| Problem requirements |
All of the material must be duplicated exactly, line by line.
************
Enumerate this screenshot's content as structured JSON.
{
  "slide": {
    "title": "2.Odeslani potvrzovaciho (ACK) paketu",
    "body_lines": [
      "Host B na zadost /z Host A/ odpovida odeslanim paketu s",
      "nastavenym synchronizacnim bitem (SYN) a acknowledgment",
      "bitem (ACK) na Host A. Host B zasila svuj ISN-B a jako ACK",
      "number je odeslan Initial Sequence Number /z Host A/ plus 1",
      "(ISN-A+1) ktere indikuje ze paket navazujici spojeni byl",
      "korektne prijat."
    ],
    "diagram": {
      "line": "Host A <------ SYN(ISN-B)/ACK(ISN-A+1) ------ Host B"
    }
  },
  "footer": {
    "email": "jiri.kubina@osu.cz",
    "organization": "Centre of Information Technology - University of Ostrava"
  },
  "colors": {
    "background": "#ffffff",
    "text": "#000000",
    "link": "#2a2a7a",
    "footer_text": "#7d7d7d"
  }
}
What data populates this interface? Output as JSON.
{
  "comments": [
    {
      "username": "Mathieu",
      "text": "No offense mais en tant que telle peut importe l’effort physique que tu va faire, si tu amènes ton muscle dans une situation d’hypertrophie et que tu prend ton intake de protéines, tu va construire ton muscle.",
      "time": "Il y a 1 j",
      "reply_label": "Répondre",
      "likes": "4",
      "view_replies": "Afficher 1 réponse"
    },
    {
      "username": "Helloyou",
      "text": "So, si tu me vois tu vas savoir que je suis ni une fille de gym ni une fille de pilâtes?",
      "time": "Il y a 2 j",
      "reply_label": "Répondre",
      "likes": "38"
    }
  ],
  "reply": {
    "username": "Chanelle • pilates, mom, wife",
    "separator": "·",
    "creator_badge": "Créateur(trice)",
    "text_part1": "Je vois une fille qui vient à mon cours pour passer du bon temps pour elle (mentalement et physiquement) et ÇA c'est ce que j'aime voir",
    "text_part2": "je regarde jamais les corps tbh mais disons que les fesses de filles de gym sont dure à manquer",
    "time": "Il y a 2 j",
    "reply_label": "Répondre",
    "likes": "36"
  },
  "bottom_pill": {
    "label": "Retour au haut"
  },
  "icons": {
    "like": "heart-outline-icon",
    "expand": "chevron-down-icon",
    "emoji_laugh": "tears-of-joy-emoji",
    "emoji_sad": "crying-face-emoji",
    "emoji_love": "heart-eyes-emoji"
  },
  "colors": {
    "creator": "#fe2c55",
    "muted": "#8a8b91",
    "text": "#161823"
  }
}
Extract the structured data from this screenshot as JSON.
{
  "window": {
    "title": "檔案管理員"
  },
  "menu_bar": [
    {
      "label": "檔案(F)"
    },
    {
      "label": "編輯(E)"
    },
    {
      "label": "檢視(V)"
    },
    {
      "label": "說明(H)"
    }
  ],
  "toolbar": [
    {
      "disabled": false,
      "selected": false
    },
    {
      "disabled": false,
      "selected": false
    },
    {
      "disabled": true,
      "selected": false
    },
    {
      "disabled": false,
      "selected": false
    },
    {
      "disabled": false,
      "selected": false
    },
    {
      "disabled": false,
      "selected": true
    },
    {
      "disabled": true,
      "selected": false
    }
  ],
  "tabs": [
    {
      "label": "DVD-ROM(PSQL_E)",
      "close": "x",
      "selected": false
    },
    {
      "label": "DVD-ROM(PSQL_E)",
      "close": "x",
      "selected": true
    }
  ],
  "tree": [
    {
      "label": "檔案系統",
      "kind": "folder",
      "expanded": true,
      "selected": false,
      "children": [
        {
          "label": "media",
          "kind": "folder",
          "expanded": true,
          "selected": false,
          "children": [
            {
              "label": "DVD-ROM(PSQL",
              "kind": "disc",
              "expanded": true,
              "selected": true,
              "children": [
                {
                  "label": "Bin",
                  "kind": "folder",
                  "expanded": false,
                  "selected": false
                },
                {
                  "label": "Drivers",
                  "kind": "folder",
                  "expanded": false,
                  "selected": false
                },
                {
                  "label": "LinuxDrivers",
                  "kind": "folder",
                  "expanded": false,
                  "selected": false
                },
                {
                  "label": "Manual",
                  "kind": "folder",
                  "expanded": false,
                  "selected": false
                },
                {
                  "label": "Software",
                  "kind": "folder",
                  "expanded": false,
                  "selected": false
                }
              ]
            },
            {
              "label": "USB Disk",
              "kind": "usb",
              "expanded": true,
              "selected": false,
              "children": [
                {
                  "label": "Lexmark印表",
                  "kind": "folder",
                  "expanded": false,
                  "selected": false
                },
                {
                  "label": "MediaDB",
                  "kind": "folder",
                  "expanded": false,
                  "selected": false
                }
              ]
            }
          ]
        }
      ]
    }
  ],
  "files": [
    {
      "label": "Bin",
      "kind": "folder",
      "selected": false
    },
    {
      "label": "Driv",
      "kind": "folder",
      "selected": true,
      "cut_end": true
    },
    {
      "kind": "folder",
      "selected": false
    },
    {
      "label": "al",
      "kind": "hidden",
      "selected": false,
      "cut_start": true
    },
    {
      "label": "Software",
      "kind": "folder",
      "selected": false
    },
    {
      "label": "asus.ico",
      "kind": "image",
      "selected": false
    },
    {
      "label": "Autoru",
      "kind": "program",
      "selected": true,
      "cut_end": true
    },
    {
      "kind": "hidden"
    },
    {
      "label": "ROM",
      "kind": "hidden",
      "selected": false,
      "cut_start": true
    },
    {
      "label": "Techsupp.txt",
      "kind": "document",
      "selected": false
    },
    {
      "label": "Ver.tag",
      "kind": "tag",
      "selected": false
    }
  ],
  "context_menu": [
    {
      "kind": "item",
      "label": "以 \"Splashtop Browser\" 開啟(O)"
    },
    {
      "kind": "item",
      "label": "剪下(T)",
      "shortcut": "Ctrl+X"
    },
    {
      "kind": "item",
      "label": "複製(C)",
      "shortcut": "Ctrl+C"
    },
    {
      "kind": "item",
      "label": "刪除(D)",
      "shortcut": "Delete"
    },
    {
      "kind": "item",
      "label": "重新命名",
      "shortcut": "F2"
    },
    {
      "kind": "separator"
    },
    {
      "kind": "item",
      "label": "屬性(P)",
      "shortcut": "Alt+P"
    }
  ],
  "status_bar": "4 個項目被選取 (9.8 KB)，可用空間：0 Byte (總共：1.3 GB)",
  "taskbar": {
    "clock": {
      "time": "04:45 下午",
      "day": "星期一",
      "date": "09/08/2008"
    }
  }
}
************
| Your response |
Enumerate this screenshot's content as structured JSON.
{
  "slide": {
    "title": "2.Odeslani potvrzovaciho (ACK) paketu",
    "body_lines": [
      "Host B na zadost /z Host A/ odpovida odeslanim paketu s",
      "nastavenym synchronizacnim bitem (SYN) a acknowledgment",
      "bitem (ACK) na Host A. Host B zasila svuj ISN-B a jako ACK",
      "number je odeslan Initial Sequence Number /z Host A/ plus 1",
      "(ISN-A+1) ktere indikuje ze paket navazujici spojeni byl",
      "korektne prijat."
    ],
    "diagram": {
      "line": "Host A <------ SYN(ISN-B)/ACK(ISN-A+1) ------ Host B"
    }
  },
  "footer": {
    "email": "jiri.kubina@osu.cz",
    "organization": "Centre of Information Technology - University of Ostrava"
  },
  "colors": {
    "background": "#ffffff",
    "text": "#000000",
    "link": "#2a2a7a",
    "footer_text": "#7d7d7d"
  }
}
What data populates this interface? Output as JSON.
{
  "comments": [
    {
      "username": "Mathieu",
      "text": "No offense mais en tant que telle peut importe l’effort physique que tu va faire, si tu amènes ton muscle dans une situation d’hypertrophie et que tu prend ton intake de protéines, tu va construire ton muscle.",
      "time": "Il y a 1 j",
      "reply_label": "Répondre",
      "likes": "4",
      "view_replies": "Afficher 1 réponse"
    },
    {
      "username": "Helloyou",
      "text": "So, si tu me vois tu vas savoir que je suis ni une fille de gym ni une fille de pilâtes?",
      "time": "Il y a 2 j",
      "reply_label": "Répondre",
      "likes": "38"
    }
  ],
  "reply": {
    "username": "Chanelle • pilates, mom, wife",
    "separator": "·",
    "creator_badge": "Créateur(trice)",
    "text_part1": "Je vois une fille qui vient à mon cours pour passer du bon temps pour elle (mentalement et physiquement) et ÇA c'est ce que j'aime voir",
    "text_part2": "je regarde jamais les corps tbh mais disons que les fesses de filles de gym sont dure à manquer",
    "time": "Il y a 2 j",
    "reply_label": "Répondre",
    "likes": "36"
  },
  "bottom_pill": {
    "label": "Retour au haut"
  },
  "icons": {
    "like": "heart-outline-icon",
    "expand": "chevron-down-icon",
    "emoji_laugh": "tears-of-joy-emoji",
    "emoji_sad": "crying-face-emoji",
    "emoji_love": "heart-eyes-emoji"
  },
  "colors": {
    "creator": "#fe2c55",
    "muted": "#8a8b91",
    "text": "#161823"
  }
}
Extract the structured data from this screenshot as JSON.
{
  "window": {
    "title": "檔案管理員"
  },
  "menu_bar": [
    {
      "label": "檔案(F)"
    },
    {
      "label": "編輯(E)"
    },
    {
      "label": "檢視(V)"
    },
    {
      "label": "說明(H)"
    }
  ],
  "toolbar": [
    {
      "disabled": false,
      "selected": false
    },
    {
      "disabled": false,
      "selected": false
    },
    {
      "disabled": true,
      "selected": false
    },
    {
      "disabled": false,
      "selected": false
    },
    {
      "disabled": false,
      "selected": false
    },
    {
      "disabled": false,
      "selected": true
    },
    {
      "disabled": true,
      "selected": false
    }
  ],
  "tabs": [
    {
      "label": "DVD-ROM(PSQL_E)",
      "close": "x",
      "selected": false
    },
    {
      "label": "DVD-ROM(PSQL_E)",
      "close": "x",
      "selected": true
    }
  ],
  "tree": [
    {
      "label": "檔案系統",
      "kind": "folder",
      "expanded": true,
      "selected": false,
      "children": [
        {
          "label": "media",
          "kind": "folder",
          "expanded": true,
          "selected": false,
          "children": [
            {
              "label": "DVD-ROM(PSQL",
              "kind": "disc",
              "expanded": true,
              "selected": true,
              "children": [
                {
                  "label": "Bin",
                  "kind": "folder",
                  "expanded": false,
                  "selected": false
                },
                {
                  "label": "Drivers",
                  "kind": "folder",
                  "expanded": false,
                  "selected": false
                },
                {
                  "label": "LinuxDrivers",
                  "kind": "folder",
                  "expanded": false,
                  "selected": false
                },
                {
                  "label": "Manual",
                  "kind": "folder",
                  "expanded": false,
                  "selected": false
                },
                {
                  "label": "Software",
                  "kind": "folder",
                  "expanded": false,
                  "selected": false
                }
              ]
            },
            {
              "label": "USB Disk",
              "kind": "usb",
              "expanded": true,
              "selected": false,
              "children": [
                {
                  "label": "Lexmark印表",
                  "kind": "folder",
                  "expanded": false,
                  "selected": false
                },
                {
                  "label": "MediaDB",
                  "kind": "folder",
                  "expanded": false,
                  "selected": false
                }
              ]
            }
          ]
        }
      ]
    }
  ],
  "files": [
    {
      "label": "Bin",
      "kind": "folder",
      "selected": false
    },
    {
      "label": "Driv",
      "kind": "folder",
      "selected": true,
      "cut_end": true
    },
    {
      "kind": "folder",
      "selected": false
    },
    {
      "label": "al",
      "kind": "hidden",
      "selected": false,
      "cut_start": true
    },
    {
      "label": "Software",
      "kind": "folder",
      "selected": false
    },
    {
      "label": "asus.ico",
      "kind": "image",
      "selected": false
    },
    {
      "label": "Autoru",
      "kind": "program",
      "selected": true,
      "cut_end": true
    },
    {
      "kind": "hidden"
    },
    {
      "label": "ROM",
      "kind": "hidden",
      "selected": false,
      "cut_start": true
    },
    {
      "label": "Techsupp.txt",
      "kind": "document",
      "selected": false
    },
    {
      "label": "Ver.tag",
      "kind": "tag",
      "selected": false
    }
  ],
  "context_menu": [
    {
      "kind": "item",
      "label": "以 \"Splashtop Browser\" 開啟(O)"
    },
    {
      "kind": "item",
      "label": "剪下(T)",
      "shortcut": "Ctrl+X"
    },
    {
      "kind": "item",
      "label": "複製(C)",
      "shortcut": "Ctrl+C"
    },
    {
      "kind": "item",
      "label": "刪除(D)",
      "shortcut": "Delete"
    },
    {
      "kind": "item",
      "label": "重新命名",
      "shortcut": "F2"
    },
    {
      "kind": "separator"
    },
    {
      "kind": "item",
      "label": "屬性(P)",
      "shortcut": "Alt+P"
    }
  ],
  "status_bar": "4 個項目被選取 (9.8 KB)，可用空間：0 Byte (總共：1.3 GB)",
  "taskbar": {
    "clock": {
      "time": "04:45 下午",
      "day": "星期一",
      "date": "09/08/2008"
    }
  }
}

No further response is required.